[Excerpts from an interface dataset]

BEGIN

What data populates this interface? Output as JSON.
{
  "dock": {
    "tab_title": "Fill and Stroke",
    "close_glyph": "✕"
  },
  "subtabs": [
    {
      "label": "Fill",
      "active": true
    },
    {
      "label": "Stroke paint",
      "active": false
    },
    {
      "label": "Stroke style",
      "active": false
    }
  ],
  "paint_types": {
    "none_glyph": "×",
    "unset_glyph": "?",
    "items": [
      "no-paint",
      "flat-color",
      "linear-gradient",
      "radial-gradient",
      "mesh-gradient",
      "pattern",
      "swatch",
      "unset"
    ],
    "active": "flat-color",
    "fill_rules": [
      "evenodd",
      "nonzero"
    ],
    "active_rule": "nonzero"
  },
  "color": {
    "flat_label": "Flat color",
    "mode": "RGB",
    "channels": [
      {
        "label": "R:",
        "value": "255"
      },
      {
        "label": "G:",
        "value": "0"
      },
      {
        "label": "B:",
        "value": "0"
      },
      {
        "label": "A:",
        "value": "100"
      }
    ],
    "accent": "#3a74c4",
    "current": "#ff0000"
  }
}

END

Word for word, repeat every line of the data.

What data populates this interface? Output as JSON.
{
  "dock": {
    "tab_title": "Fill and Stroke",
    "close_glyph": "✕"
  },
  "subtabs": [
    {
      "label": "Fill",
      "active": true
    },
    {
      "label": "Stroke paint",
      "active": false
    },
    {
      "label": "Stroke style",
      "active": false
    }
  ],
  "paint_types": {
    "none_glyph": "×",
    "unset_glyph": "?",
    "items": [
      "no-paint",
      "flat-color",
      "linear-gradient",
      "radial-gradient",
      "mesh-gradient",
      "pattern",
      "swatch",
      "unset"
    ],
    "active": "flat-color",
    "fill_rules": [
      "evenodd",
      "nonzero"
    ],
    "active_rule": "nonzero"
  },
  "color": {
    "flat_label": "Flat color",
    "mode": "RGB",
    "channels": [
      {
        "label": "R:",
        "value": "255"
      },
      {
        "label": "G:",
        "value": "0"
      },
      {
        "label": "B:",
        "value": "0"
      },
      {
        "label": "A:",
        "value": "100"
      }
    ],
    "accent": "#3a74c4",
    "current": "#ff0000"
  }
}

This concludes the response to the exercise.